> Exercise details:
Return the entries in their entirety, precisely as given.

> Records to use:
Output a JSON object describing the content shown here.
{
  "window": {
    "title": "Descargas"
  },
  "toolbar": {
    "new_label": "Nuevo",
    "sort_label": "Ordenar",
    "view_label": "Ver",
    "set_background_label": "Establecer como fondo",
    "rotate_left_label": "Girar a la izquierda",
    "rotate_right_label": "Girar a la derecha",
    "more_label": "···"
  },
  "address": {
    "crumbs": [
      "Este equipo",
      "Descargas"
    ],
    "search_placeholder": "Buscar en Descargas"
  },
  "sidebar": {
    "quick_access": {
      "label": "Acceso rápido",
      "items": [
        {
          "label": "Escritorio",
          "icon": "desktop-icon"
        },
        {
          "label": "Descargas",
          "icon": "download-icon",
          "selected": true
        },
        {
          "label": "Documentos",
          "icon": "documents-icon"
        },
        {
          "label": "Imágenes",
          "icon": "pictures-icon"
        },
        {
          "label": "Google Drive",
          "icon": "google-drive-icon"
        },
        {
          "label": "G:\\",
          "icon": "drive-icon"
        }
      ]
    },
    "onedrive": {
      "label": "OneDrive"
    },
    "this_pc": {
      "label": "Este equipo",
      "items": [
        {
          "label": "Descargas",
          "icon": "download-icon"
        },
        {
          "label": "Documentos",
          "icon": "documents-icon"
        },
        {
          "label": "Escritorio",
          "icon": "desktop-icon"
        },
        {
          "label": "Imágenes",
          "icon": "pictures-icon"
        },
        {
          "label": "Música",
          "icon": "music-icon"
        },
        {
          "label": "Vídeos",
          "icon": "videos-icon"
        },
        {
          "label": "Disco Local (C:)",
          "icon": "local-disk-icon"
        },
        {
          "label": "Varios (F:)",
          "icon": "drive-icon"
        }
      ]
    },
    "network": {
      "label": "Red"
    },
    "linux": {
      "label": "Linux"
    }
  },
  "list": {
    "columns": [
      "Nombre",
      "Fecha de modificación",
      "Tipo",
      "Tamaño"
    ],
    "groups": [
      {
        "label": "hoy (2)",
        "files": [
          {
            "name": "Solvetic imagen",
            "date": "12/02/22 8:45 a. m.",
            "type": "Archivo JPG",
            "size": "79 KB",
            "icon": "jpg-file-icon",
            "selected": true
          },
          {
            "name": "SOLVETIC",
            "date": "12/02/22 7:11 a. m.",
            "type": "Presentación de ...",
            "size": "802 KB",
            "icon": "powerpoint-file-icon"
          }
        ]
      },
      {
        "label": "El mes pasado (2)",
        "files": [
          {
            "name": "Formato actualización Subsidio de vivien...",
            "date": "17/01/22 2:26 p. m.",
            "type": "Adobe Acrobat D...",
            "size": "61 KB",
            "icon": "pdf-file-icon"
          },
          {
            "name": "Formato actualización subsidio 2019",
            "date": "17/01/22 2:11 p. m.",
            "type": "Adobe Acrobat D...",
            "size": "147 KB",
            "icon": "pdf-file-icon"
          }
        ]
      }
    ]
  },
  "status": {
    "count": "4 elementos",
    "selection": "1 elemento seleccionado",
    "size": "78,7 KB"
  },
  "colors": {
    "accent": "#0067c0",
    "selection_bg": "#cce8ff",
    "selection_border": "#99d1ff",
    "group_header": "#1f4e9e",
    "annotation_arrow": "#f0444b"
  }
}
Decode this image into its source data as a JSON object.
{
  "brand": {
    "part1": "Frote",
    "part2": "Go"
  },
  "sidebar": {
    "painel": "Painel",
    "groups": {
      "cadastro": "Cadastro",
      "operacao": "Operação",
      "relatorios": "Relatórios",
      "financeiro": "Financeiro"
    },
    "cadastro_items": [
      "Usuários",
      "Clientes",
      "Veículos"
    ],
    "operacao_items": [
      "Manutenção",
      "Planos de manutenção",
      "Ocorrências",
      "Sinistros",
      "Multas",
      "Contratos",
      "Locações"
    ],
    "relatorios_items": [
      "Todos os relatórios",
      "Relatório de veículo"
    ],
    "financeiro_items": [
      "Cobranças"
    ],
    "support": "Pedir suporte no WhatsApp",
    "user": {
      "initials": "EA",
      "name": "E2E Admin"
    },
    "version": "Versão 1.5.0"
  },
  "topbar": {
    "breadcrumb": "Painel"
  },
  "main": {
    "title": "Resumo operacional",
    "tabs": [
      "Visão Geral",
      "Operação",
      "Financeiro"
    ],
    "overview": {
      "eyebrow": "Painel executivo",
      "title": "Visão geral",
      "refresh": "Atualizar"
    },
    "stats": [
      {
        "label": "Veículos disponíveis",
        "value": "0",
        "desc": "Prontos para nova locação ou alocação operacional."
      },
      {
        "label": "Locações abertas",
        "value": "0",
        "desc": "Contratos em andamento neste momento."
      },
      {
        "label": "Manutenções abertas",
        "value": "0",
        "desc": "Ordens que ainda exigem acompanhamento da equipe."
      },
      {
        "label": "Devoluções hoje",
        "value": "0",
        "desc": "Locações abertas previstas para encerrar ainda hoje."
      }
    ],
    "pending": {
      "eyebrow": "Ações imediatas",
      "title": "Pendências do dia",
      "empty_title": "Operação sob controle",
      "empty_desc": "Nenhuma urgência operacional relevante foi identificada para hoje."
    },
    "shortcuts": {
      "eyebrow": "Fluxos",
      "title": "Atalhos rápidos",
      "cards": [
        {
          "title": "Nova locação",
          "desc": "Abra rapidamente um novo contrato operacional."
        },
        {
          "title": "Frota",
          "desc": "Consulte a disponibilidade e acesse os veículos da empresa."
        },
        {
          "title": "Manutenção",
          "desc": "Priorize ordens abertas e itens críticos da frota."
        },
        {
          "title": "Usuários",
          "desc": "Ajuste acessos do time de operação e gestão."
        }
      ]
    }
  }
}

> Task result:
Output a JSON object describing the content shown here.
{
  "window": {
    "title": "Descargas"
  },
  "toolbar": {
    "new_label": "Nuevo",
    "sort_label": "Ordenar",
    "view_label": "Ver",
    "set_background_label": "Establecer como fondo",
    "rotate_left_label": "Girar a la izquierda",
    "rotate_right_label": "Girar a la derecha",
    "more_label": "···"
  },
  "address": {
    "crumbs": [
      "Este equipo",
      "Descargas"
    ],
    "search_placeholder": "Buscar en Descargas"
  },
  "sidebar": {
    "quick_access": {
      "label": "Acceso rápido",
      "items": [
        {
          "label": "Escritorio",
          "icon": "desktop-icon"
        },
        {
          "label": "Descargas",
          "icon": "download-icon",
          "selected": true
        },
        {
          "label": "Documentos",
          "icon": "documents-icon"
        },
        {
          "label": "Imágenes",
          "icon": "pictures-icon"
        },
        {
          "label": "Google Drive",
          "icon": "google-drive-icon"
        },
        {
          "label": "G:\\",
          "icon": "drive-icon"
        }
      ]
    },
    "onedrive": {
      "label": "OneDrive"
    },
    "this_pc": {
      "label": "Este equipo",
      "items": [
        {
          "label": "Descargas",
          "icon": "download-icon"
        },
        {
          "label": "Documentos",
          "icon": "documents-icon"
        },
        {
          "label": "Escritorio",
          "icon": "desktop-icon"
        },
        {
          "label": "Imágenes",
          "icon": "pictures-icon"
        },
        {
          "label": "Música",
          "icon": "music-icon"
        },
        {
          "label": "Vídeos",
          "icon": "videos-icon"
        },
        {
          "label": "Disco Local (C:)",
          "icon": "local-disk-icon"
        },
        {
          "label": "Varios (F:)",
          "icon": "drive-icon"
        }
      ]
    },
    "network": {
      "label": "Red"
    },
    "linux": {
      "label": "Linux"
    }
  },
  "list": {
    "columns": [
      "Nombre",
      "Fecha de modificación",
      "Tipo",
      "Tamaño"
    ],
    "groups": [
      {
        "label": "hoy (2)",
        "files": [
          {
            "name": "Solvetic imagen",
            "date": "12/02/22 8:45 a. m.",
            "type": "Archivo JPG",
            "size": "79 KB",
            "icon": "jpg-file-icon",
            "selected": true
          },
          {
            "name": "SOLVETIC",
            "date": "12/02/22 7:11 a. m.",
            "type": "Presentación de ...",
            "size": "802 KB",
            "icon": "powerpoint-file-icon"
          }
        ]
      },
      {
        "label": "El mes pasado (2)",
        "files": [
          {
            "name": "Formato actualización Subsidio de vivien...",
            "date": "17/01/22 2:26 p. m.",
            "type": "Adobe Acrobat D...",
            "size": "61 KB",
            "icon": "pdf-file-icon"
          },
          {
            "name": "Formato actualización subsidio 2019",
            "date": "17/01/22 2:11 p. m.",
            "type": "Adobe Acrobat D...",
            "size": "147 KB",
            "icon": "pdf-file-icon"
          }
        ]
      }
    ]
  },
  "status": {
    "count": "4 elementos",
    "selection": "1 elemento seleccionado",
    "size": "78,7 KB"
  },
  "colors": {
    "accent": "#0067c0",
    "selection_bg": "#cce8ff",
    "selection_border": "#99d1ff",
    "group_header": "#1f4e9e",
    "annotation_arrow": "#f0444b"
  }
}
Decode this image into its source data as a JSON object.
{
  "brand": {
    "part1": "Frote",
    "part2": "Go"
  },
  "sidebar": {
    "painel": "Painel",
    "groups": {
      "cadastro": "Cadastro",
      "operacao": "Operação",
      "relatorios": "Relatórios",
      "financeiro": "Financeiro"
    },
    "cadastro_items": [
      "Usuários",
      "Clientes",
      "Veículos"
    ],
    "operacao_items": [
      "Manutenção",
      "Planos de manutenção",
      "Ocorrências",
      "Sinistros",
      "Multas",
      "Contratos",
      "Locações"
    ],
    "relatorios_items": [
      "Todos os relatórios",
      "Relatório de veículo"
    ],
    "financeiro_items": [
      "Cobranças"
    ],
    "support": "Pedir suporte no WhatsApp",
    "user": {
      "initials": "EA",
      "name": "E2E Admin"
    },
    "version": "Versão 1.5.0"
  },
  "topbar": {
    "breadcrumb": "Painel"
  },
  "main": {
    "title": "Resumo operacional",
    "tabs": [
      "Visão Geral",
      "Operação",
      "Financeiro"
    ],
    "overview": {
      "eyebrow": "Painel executivo",
      "title": "Visão geral",
      "refresh": "Atualizar"
    },
    "stats": [
      {
        "label": "Veículos disponíveis",
        "value": "0",
        "desc": "Prontos para nova locação ou alocação operacional."
      },
      {
        "label": "Locações abertas",
        "value": "0",
        "desc": "Contratos em andamento neste momento."
      },
      {
        "label": "Manutenções abertas",
        "value": "0",
        "desc": "Ordens que ainda exigem acompanhamento da equipe."
      },
      {
        "label": "Devoluções hoje",
        "value": "0",
        "desc": "Locações abertas previstas para encerrar ainda hoje."
      }
    ],
    "pending": {
      "eyebrow": "Ações imediatas",
      "title": "Pendências do dia",
      "empty_title": "Operação sob controle",
      "empty_desc": "Nenhuma urgência operacional relevante foi identificada para hoje."
    },
    "shortcuts": {
      "eyebrow": "Fluxos",
      "title": "Atalhos rápidos",
      "cards": [
        {
          "title": "Nova locação",
          "desc": "Abra rapidamente um novo contrato operacional."
        },
        {
          "title": "Frota",
          "desc": "Consulte a disponibilidade e acesse os veículos da empresa."
        },
        {
          "title": "Manutenção",
          "desc": "Priorize ordens abertas e itens críticos da frota."
        },
        {
          "title": "Usuários",
          "desc": "Ajuste acessos do time de operação e gestão."
        }
      ]
    }
  }
}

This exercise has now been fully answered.